“It was palpable watching Angela dance — I fully understood that that is how she processes things,” Wood said.
Trimbur begins her in-person classes with students in a fetal position for a womb-like meditation, followed by a close listen of, say, Christina Aguilera’s “Beautiful.” It’s not uncommon for people to cry, she said.
She wants to unlock them from those emotions when they begin to wiggle up: “Get weirder, girls, get weirder!” she extolled, in the class I attended.
In another class, she instructed, “there’s a part in the song where you’re going to throw yourself on the floor like a toddler” having a tantrum — “but the face is cute.”
“I want to be able to just make people laugh through dance without it being too, like, honk, honk,” she told me, mimicking a schlocky comedian with an airhorn. There was a sense of gleeful abandon in that Manhattan studio — I’ve rarely seen so many students smiling in between reps — as the shrieks mixed with giggles.
Her New York dancers are already hooked. “It’s like church,” said Chelsy Mitchell, 32, a dance newbie who has been coming weekly since Trimbur started her Sunday classes, traveling an hour-and-a-half one way from her home upstate. “Dance therapy.”
Catherine McCafferty, a 20-something comedian and actor, had the weight of 18 years of ballet and other dance training when she stepped into Trimbur’s studio for the first time that afternoon.
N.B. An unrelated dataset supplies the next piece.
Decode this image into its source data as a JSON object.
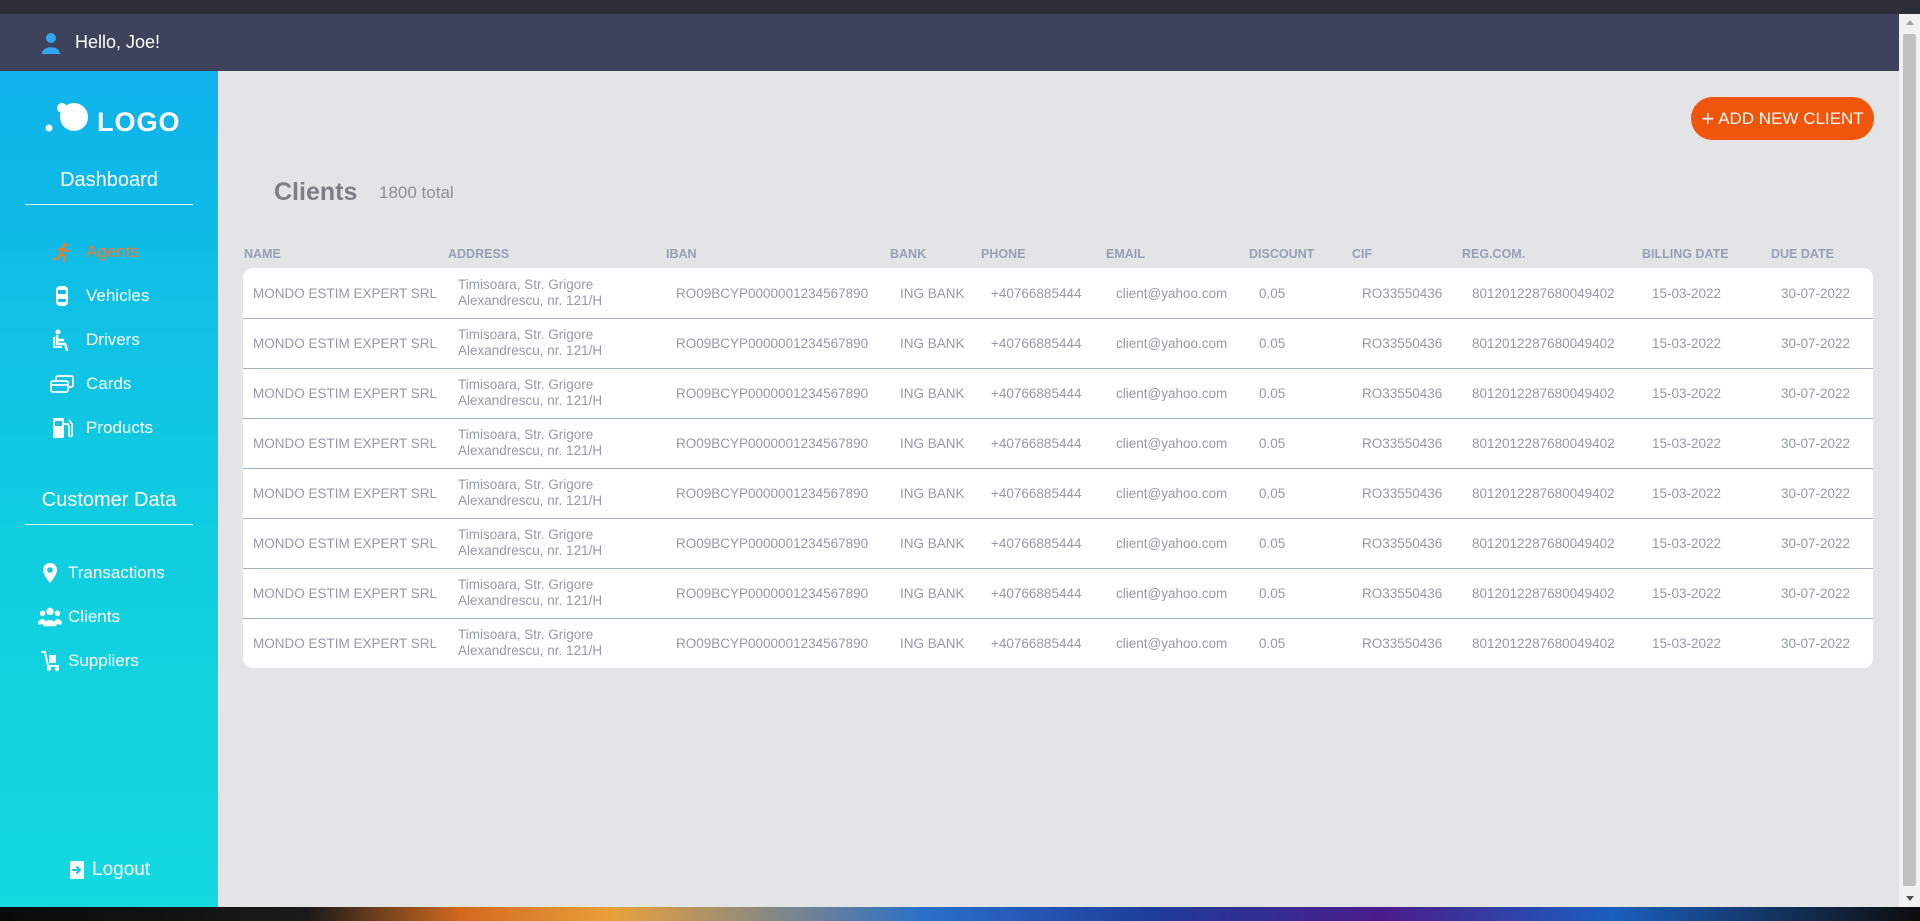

She’d come because she liked what she saw on Instagram, but she was also new to New York and nervous that she wouldn’t measure up. Instead of feeling judged, she felt released. “The only eyes that are on you are a bunch of other people who want you to shine,” she said.
For Trimbur, that atmosphere of validation is paramount. “I get so frustrated when somebody says something like, ‘I can’t dance,’ or they say, ‘I’m the worst one’ or ‘no one wants to see me do that,’” she said. “It’s so sad because I know, scientifically, how happy you could be, if you gave yourself permission to move.”